To do →
Search the records below for "data"; copy each line that has it.

[Provided information — start]

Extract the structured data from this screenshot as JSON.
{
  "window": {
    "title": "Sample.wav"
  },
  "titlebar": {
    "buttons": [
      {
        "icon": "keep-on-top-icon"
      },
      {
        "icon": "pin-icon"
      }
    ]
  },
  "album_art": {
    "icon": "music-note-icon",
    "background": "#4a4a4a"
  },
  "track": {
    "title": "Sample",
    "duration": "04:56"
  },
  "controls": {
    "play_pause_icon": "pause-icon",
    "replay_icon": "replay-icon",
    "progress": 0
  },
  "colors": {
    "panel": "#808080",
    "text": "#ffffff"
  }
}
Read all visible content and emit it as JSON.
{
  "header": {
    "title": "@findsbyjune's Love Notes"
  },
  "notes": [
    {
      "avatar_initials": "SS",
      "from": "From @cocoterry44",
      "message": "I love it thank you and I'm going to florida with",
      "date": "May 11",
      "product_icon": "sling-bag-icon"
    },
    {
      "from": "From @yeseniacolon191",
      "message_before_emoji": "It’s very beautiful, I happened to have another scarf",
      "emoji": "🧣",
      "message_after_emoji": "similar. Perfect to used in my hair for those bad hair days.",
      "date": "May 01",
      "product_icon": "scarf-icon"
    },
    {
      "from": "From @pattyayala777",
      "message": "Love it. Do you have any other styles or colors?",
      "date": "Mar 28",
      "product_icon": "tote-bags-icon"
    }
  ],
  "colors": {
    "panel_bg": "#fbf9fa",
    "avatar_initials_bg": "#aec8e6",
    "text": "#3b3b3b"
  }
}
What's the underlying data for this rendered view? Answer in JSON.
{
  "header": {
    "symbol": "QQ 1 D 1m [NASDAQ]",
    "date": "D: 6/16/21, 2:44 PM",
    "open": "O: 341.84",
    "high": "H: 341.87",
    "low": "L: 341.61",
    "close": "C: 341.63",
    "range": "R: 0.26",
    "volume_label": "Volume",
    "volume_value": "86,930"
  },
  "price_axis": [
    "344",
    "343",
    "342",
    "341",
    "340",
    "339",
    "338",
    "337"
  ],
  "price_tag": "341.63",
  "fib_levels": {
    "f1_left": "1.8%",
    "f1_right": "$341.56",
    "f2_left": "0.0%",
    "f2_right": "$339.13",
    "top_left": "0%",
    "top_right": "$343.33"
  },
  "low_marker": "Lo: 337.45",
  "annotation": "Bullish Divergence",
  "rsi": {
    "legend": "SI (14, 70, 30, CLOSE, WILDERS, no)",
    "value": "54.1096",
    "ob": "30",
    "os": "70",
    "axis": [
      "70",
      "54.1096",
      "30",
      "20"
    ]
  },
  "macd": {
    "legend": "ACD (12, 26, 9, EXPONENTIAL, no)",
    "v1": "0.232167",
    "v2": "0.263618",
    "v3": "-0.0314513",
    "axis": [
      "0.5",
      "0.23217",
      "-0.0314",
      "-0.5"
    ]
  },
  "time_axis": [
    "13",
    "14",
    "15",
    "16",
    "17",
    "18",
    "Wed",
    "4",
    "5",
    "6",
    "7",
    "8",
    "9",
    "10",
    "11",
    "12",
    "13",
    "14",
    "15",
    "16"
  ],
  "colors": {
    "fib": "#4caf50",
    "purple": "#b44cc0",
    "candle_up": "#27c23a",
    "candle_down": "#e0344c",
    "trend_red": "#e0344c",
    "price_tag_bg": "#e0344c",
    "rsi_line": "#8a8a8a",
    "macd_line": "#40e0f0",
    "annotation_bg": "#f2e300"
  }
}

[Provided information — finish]

Response area →
Extract the structured data from this screenshot as JSON.
What's the underlying data for this rendered view? Answer in JSON.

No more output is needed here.